“Mae West once said, “Old age isn’t for sissies,” I say neither is arthritis. People with arthritis are some of the toughest people I know. Put a bunch of people with arthritis in a room with professional athletes and they’d have a lot to talk about: how to push through and go beyond a pain threshold that would stop most people in their tracks, how to ignore discomfort, how the snap, crackle, and popping joints between them could create a chorus, how to pick yourself up after a fall, what it’s like to be alone out there. Professional athletes will brush off injuries because those injuries jeopardize their ability to participate in the next game. People with arthritis will brush off their pain because it jeopardizes their ability to participate period.”
From Chapter 2, Pain is a Four Letter Word

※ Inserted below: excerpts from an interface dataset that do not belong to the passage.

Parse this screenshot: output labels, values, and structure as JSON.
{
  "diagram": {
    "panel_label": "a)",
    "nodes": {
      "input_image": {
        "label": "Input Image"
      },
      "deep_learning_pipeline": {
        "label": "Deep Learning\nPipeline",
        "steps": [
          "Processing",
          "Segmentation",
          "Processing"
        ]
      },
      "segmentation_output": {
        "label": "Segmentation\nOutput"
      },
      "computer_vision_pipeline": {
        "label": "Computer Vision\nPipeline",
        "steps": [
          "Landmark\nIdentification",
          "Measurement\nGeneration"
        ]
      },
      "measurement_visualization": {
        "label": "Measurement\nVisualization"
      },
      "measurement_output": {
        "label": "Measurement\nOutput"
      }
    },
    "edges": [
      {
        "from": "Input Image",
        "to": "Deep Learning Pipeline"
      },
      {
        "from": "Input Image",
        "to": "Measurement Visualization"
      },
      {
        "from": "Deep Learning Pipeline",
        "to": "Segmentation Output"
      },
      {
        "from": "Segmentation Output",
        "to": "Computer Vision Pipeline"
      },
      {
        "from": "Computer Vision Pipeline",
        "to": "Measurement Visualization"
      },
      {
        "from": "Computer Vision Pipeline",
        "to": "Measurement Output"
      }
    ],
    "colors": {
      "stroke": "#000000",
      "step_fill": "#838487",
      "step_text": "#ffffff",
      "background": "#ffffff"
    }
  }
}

What if I’m in too much pain to relax?” This is a very valid question that doesn’t have a simple answer. Feeling relaxed can be a very rare experience when you are in pain, which can make attempting meditation or any other mindful practice very frustrating. I once attended a weekend workshop on meditation led by a Tibetan Lama. We were meditating sitting in chairs, and the minutes seemed like hours to me because I was so uncomfortable. Later when he took questions I stood up and asked how to meditate through pain. He just looked at me, and I saw his eyes soften as he said, “This is a very difficult situation.”
Later I read some of the Dalai Lama’s teachings and I found a more satisfying answer. According to the Dalai Lama, pain and suffering are two different things. Pain is a physical sensation while suffering is the mental angst we place on top of it. In our society we have come to believe pain is an affliction that needs to be eradicated. In actuality pain is a part of the experience of living. When we start to believe that we have to be comfortable all the time it places an unrealistic expectation that creates irrational thinking. Physical pain is accompanied by the real affliction, negative thoughts and emotions such as anger, envy, fear, or anxiety. So someone who has pain as their constant companion may be in a difficult situation but also has the opportunity to practice the ultimate goal, peace of mind.
Using pain as a teacher when you practice relaxation will ultimately help you gain tremendous insight into your own unhealthy thought patterns. This is a tool that people who live a more physically comfortable existence don’t have. Stop thinking about pain as an affliction and start to think of pain as a way forward. As the Dalai Lama says in his book Ethics For A New Millennium, “Gaining insight into our own negativity is a lifelong task, and one which is capable of almost infinite refinement. But unless we undertake it, we will be unable to see where to make the necessary changes in our live.”
Pain can then become, like our negative thoughts, the waves that sit on top of a sea of calm. I’m not in any way trying to downplay the effect pain has on a person’s everyday existence I’m only pointing to the fact that adding negative thoughts to the pain will be detrimental to your life. When you are practicing relaxation start by getting as comfortable as possible and when pain comes up, breath into it, examine any uncomfortable feelings that arise, and then let them go. It took me many years to realize that by fighting pain I was feeding it. Now I relax into it and find that it stops being so loud.
From Chapter 5, Nutrition, Are You What You Eat?
Food is many things and satisfies us on many levels. Food is delicious, comforting, functional, culturally relative, and can inspire awe, fear, guilt, and pleasure, sometimes all at the same time. Food can be associated with fat or starvation; it all depends on where you are and when you’ve last eaten. Food is a necessity for life and health and has never been more of a minefield in this country. Compare Americans with people in other cultures and you’ll become acutely aware of how differently we approach food. We’ve lost much of the reverence, enjoyment, and social time that is a natural accompaniment to food in most other places. We’ve replaced this with convenience, apprehension, and isolation.
The majority of true scientifically validated studies on diet and arthritis have found that rheumatoid arthritis can be significantly improved with dietary change, the catch is that most of these diets are extremely restrictive for even the most disciplined of people.
Believe me, I know. Willpower has always been one of my strong traits, but after the third week into a diet consisting of fruits, nuts, rice, and some fish, even I will start dreaming of banana splits.
For me, the rheumatoid arthritis has been added incentive to be more aware of what I feed my body with. My self education has led me to understand that no real food is inherently bad. My nutritional needs change as my body adapts to the environment it finds itself in, and as someone with a tendency towards inflammation, it’s important to ensure that my diet regularly includes foods that counteract that tendency. The most important aspect to my diet, though is the attitude with which I approach it.